Two types of coverage -- offering both wind and hail policies -- are available, according to III:

  • Louisiana Citizens Coastal Plan. Offers coverage in Zone 5, which is south of the Intracoastal Waterway. This region is particularly vulnerable to hurricane damage.
  • Louisiana Citizens FAIR Plan. Offers coverage throughout the rest of the state.

Typically, policies purchased through Citizens are more expensive than coverage purchased with a private insurance company.

For more on this type of coverage, check out the Louisiana Citizens Property Insurance Corp. website.

What can I do if I can't get homeowners insurance in Louisiana?

As with windstorm insurance, some property owners in Louisiana might find it difficult to secure overall homeowners insurance coverage in the private market. The Louisiana Citizens Property Insurance Corp is the insurer of last resort in the state, and offers policies to those who cannot get coverage elsewhere. For more information, visit the organization's website.

Where do I get claims processing info or file a complaint?

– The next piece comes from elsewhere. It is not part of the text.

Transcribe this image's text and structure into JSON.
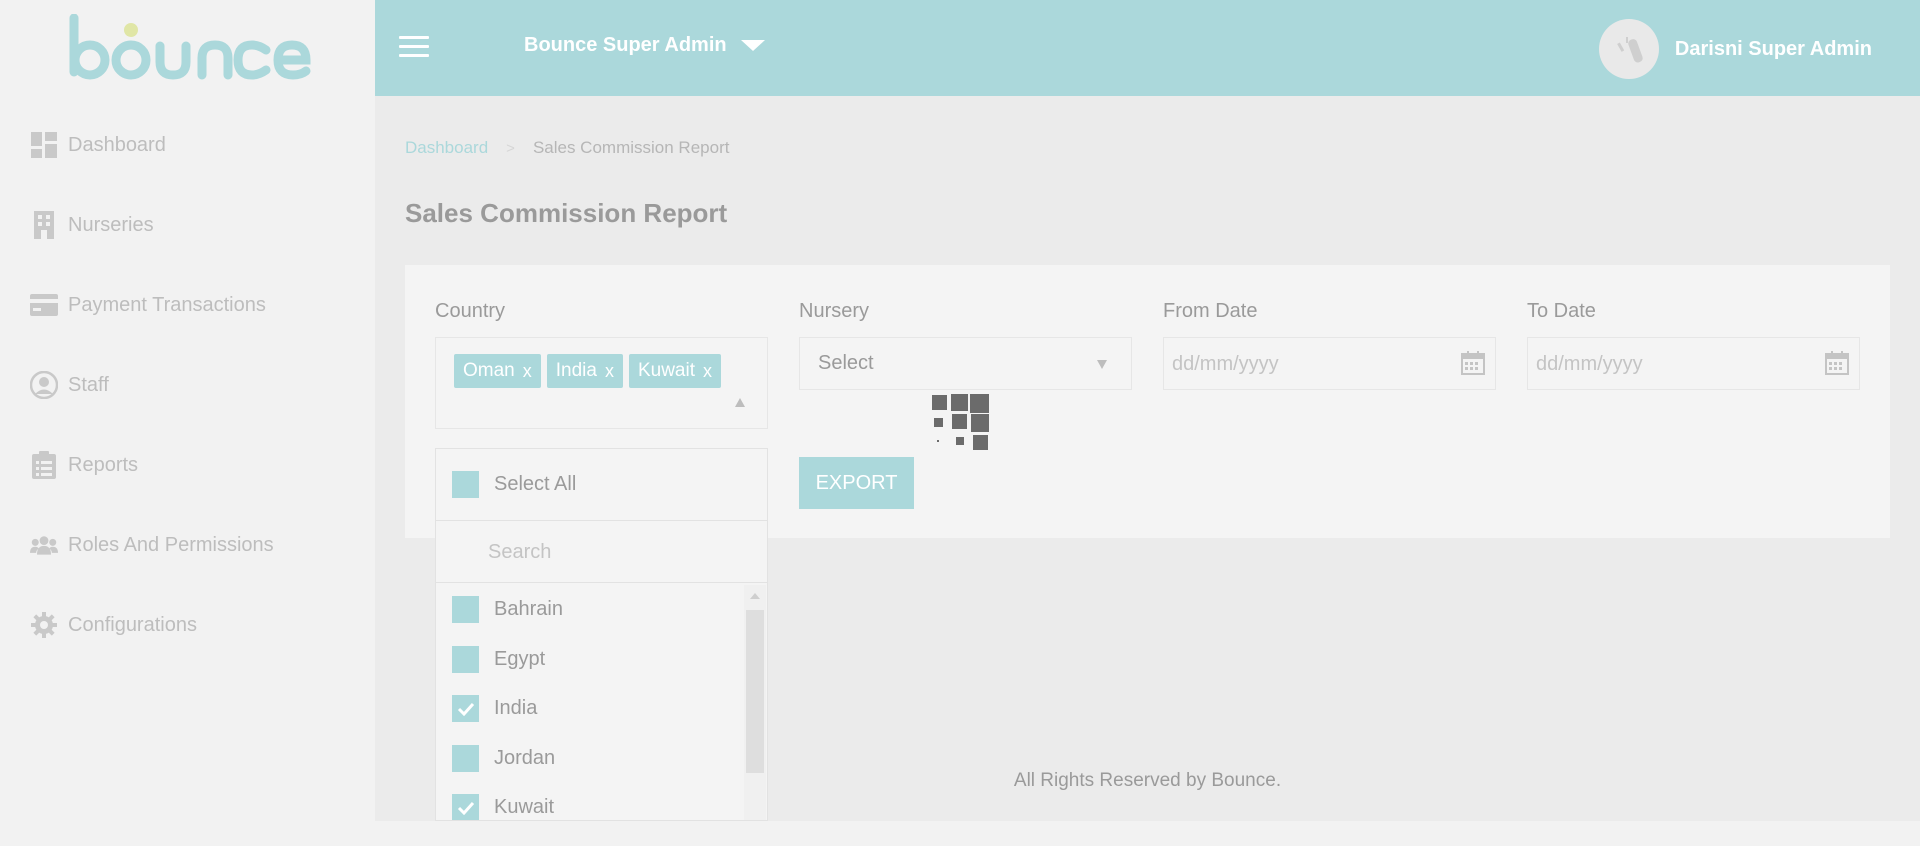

In rare cases, you may end up in a dispute with your Louisiana homeowners insurance provider. If this occurs, you can turn to the LDI for help. The department can investigate your complaint against an insurer, agent or adjuster.

The LDI also can help provide you with consumer information and – if necessary –enforce Louisiana insurance laws. Among other things, the department says it can help with questions about:

  • Cancellation of a policy
  • Nonrenewal of a policy
  • Premiums you are being charged
  • Unsatisfactory settlement of a claim

To file a complaint, visit the LDI website and fill out a complaint form. Typically, you will hear back from the department within a week of filing a claim. You will be asked to send copies of documents relevant to the case.

You will receive status reports as your case progress. It takes an average of 45 days to fully investigate a claim, according to the LDI.

There are several things the department cannot do on your behalf. The LDI cannot:

  • Act as your attorney or providing legal advice
  • Interfere in a pending lawsuit
  • Decide disputes involving questions of fact, such as who is negligent or at fault

For more information, call 1-800-259-5300.

Methodology: in 2016 commissioned Quadrant Information Systems to field home insurance rates from major insurers in each state for nearly all ZIP codes in the country for 75 coverage levels based on various dwelling and deductible limits. The homeowner profile is a 35-year-old married applicant with excellent insurance score; new business HO3 policy for house built in 2000 with frame construction and composition roof. Other Structures: 10%. Loss of Use defaulted: 10%. Personal Property defaulted: 50%. Guest Medical limit: $5,000. Personal property: 50% of dwelling coverage for actual cash value.